A representational theory of count noun quantification is developed. A QNP now involves three sets, a refset, a compset and a maxset, the union of the former two sets. These sets provide antecedents for pronominal anaphora. A novel explanation for the highly restricted phenomenon of compset anaphora is given in terms of horror vacui: compset anaphora is only allowed if the QNP antecedent involves an empty refset. Quantification is expressed NP-internally, that is, without reference to a scope set. This denotational underpinning leads to a significant reduction of the logical space of quantifiers.

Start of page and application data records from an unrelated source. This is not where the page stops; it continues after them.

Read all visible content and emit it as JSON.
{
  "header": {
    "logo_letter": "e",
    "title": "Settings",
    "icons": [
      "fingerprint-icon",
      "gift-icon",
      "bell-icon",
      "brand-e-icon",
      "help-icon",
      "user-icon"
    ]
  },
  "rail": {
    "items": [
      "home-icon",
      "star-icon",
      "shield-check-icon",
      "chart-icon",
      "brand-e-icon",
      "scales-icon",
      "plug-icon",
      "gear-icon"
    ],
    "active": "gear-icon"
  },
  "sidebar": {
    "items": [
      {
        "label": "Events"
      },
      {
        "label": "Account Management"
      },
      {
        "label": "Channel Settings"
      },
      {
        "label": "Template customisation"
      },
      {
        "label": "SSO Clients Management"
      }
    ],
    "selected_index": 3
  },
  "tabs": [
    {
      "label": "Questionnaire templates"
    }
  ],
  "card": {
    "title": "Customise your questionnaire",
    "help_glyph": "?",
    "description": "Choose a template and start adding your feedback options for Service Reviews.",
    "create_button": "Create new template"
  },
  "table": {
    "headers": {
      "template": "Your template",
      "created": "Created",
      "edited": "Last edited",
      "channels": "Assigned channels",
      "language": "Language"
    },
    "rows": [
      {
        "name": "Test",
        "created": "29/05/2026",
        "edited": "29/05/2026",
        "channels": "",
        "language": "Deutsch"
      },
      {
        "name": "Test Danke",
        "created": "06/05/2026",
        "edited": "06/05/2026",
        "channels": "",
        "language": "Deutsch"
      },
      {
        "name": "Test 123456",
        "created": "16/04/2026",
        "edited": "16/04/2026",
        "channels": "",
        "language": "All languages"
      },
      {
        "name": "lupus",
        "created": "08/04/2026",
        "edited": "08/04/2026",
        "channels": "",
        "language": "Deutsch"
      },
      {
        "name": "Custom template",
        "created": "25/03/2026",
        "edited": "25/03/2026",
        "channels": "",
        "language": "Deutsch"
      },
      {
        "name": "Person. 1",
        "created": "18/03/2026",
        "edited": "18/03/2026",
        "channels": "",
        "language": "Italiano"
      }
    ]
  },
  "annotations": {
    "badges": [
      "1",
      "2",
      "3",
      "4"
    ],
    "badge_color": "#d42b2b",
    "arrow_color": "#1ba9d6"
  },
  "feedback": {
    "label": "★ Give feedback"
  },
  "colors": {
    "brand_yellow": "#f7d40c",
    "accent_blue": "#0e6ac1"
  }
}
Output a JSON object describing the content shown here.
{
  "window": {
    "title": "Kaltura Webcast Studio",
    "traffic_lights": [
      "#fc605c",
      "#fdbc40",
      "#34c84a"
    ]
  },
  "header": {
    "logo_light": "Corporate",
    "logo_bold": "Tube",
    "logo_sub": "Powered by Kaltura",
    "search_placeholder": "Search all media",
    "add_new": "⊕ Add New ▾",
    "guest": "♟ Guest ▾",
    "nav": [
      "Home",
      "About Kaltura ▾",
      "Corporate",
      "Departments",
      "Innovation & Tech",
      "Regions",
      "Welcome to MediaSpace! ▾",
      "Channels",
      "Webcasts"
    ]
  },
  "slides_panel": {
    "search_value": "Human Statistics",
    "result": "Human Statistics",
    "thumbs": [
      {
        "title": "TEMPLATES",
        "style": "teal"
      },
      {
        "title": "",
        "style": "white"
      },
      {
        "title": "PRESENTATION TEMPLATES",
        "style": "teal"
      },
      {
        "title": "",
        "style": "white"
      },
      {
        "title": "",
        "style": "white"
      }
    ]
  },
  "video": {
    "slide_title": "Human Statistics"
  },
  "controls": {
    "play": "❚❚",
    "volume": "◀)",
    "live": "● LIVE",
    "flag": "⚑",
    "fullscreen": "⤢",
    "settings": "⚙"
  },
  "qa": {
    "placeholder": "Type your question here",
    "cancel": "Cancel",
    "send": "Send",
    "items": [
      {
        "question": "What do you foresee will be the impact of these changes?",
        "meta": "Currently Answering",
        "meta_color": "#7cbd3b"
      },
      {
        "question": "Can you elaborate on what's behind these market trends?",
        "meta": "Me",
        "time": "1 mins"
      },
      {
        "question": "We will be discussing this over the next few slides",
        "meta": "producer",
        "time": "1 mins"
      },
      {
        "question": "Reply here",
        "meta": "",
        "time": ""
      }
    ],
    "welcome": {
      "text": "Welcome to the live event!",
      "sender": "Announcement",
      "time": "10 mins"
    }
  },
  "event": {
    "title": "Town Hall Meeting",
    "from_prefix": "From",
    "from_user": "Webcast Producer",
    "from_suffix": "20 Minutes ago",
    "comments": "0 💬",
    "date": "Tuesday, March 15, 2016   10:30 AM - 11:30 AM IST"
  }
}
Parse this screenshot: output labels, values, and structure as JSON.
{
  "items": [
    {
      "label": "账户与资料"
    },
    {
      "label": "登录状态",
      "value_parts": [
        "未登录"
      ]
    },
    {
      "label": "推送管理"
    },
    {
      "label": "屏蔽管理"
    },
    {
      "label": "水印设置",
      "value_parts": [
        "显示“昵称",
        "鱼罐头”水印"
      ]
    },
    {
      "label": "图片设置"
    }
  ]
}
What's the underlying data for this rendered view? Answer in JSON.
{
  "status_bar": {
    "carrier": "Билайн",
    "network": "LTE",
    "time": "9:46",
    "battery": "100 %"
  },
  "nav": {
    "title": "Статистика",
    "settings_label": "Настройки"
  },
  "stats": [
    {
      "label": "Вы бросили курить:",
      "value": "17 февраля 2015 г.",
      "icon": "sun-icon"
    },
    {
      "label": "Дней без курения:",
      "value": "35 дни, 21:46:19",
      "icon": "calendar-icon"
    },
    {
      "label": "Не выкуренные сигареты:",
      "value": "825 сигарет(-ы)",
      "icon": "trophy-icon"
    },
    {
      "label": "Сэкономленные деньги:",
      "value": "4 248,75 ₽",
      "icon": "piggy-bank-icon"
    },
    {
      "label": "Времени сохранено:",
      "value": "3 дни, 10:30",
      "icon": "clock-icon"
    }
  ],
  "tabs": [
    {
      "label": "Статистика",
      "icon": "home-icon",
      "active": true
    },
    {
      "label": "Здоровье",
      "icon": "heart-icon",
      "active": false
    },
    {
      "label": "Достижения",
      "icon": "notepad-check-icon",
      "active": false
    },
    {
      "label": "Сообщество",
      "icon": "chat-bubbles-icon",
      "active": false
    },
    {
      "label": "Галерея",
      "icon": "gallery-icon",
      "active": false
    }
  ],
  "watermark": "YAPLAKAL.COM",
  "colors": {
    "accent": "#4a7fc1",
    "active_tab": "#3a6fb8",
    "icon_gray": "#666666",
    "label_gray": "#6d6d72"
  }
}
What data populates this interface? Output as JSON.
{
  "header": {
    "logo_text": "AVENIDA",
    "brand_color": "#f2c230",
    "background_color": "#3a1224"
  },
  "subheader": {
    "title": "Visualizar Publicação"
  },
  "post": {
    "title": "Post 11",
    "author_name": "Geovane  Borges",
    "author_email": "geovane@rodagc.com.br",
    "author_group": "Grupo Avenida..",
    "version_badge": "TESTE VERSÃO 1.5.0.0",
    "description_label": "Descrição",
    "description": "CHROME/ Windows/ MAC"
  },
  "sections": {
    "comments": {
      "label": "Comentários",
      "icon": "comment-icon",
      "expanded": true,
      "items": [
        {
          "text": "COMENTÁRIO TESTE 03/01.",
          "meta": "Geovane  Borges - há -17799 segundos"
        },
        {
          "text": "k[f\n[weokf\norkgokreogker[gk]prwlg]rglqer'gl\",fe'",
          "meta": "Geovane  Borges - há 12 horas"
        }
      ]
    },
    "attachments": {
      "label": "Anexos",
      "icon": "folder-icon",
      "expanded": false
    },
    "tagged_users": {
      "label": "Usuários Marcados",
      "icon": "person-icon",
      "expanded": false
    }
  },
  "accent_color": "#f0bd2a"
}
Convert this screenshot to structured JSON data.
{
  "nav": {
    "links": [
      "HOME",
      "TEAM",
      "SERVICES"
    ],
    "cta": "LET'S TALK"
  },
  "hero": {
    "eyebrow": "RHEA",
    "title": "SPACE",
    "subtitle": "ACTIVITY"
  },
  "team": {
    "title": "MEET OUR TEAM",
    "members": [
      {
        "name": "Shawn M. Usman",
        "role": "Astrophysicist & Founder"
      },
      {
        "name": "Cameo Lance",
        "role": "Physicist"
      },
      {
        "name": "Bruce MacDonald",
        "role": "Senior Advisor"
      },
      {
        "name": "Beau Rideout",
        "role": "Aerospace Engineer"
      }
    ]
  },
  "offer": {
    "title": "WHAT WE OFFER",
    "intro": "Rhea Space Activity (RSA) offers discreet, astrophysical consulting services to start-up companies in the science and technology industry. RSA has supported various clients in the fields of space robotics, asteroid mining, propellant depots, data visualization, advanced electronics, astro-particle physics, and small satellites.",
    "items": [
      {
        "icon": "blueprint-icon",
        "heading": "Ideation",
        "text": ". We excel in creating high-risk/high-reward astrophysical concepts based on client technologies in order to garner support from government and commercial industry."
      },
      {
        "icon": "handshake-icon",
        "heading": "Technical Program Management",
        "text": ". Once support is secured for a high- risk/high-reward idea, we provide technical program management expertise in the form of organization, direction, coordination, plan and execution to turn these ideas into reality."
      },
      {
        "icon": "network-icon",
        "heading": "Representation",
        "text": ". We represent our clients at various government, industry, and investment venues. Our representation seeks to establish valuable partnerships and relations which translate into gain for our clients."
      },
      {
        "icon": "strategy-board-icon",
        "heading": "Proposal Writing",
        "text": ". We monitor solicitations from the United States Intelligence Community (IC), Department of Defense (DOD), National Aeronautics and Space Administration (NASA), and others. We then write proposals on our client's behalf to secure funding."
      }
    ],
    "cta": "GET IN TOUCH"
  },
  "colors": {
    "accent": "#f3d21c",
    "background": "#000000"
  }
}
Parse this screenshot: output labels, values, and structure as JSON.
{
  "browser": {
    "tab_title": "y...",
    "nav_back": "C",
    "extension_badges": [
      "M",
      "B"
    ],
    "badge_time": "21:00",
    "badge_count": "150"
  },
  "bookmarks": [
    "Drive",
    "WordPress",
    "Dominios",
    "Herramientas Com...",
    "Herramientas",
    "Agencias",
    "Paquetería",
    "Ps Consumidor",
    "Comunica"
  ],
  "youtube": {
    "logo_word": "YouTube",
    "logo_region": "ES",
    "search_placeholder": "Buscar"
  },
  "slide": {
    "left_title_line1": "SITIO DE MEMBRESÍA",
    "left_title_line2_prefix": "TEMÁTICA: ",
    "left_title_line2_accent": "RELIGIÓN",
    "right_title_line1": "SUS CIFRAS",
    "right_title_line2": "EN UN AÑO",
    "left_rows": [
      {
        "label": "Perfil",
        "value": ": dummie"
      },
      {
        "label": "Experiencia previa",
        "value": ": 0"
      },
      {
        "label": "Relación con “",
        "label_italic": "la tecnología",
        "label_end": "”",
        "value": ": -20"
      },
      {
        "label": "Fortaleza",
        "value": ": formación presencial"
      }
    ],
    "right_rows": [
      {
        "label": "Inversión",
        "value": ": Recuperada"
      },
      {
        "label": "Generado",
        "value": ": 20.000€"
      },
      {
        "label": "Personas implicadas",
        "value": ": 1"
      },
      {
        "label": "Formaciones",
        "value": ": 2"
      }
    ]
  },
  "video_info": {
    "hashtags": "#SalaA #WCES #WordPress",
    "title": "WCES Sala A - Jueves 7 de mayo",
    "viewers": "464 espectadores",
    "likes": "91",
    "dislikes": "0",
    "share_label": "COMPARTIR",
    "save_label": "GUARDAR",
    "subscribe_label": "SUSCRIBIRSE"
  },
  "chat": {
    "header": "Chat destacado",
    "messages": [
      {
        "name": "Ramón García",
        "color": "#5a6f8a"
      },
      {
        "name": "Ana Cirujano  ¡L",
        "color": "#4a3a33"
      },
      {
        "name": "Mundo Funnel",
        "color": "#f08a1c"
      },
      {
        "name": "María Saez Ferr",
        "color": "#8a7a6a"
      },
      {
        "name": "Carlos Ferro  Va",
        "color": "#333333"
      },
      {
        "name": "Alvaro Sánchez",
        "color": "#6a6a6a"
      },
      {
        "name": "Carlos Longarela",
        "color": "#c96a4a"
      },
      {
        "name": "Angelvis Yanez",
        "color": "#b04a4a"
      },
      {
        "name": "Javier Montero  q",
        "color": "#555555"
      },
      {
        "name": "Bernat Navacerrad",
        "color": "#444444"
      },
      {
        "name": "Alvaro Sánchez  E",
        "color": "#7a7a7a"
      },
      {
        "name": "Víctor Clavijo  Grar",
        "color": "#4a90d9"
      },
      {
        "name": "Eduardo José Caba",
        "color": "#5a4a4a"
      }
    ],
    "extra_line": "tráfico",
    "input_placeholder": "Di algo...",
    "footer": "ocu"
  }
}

Based on previous experimental evidence, a spatial semantics for pointing gestures is developed, replacing directly referential models. It is claimed that demonstration acts like pointing gestures provide locational restrictions which indicate where the addressee should look for the referent according to the descriptive information of the accompanying noun phrase. Furthermore, it is shown It is shown that the components introduced on linguistic grounds correspond to pathways identified in psycho- and neuro-scientific studies.
Based on previous work on the verbal negative particle 'No', different uses of the head shake are identified. Following work on laughter, emotionally evaluative uses of head shaking are formally analysed: Here, the trigger of a head shake can root either in positively or a negatively aroused disbelief (with regard to an event, for instance). The intertwining of emotional and more classical descriptive contents has been construed as ‘noetic head shake’.
A cognitive stance underlies the individual aspects of multimodal communication above. A cognitive stance is also inherent in dynamic semantic theories. Following the cognitive route, KoS is introduced as a representational semantic framework and linked to findings from cognitive science. By this means evidence is collected that dialogue semantics and cognitive science by and large can reasonably be said to share a common empirical domain.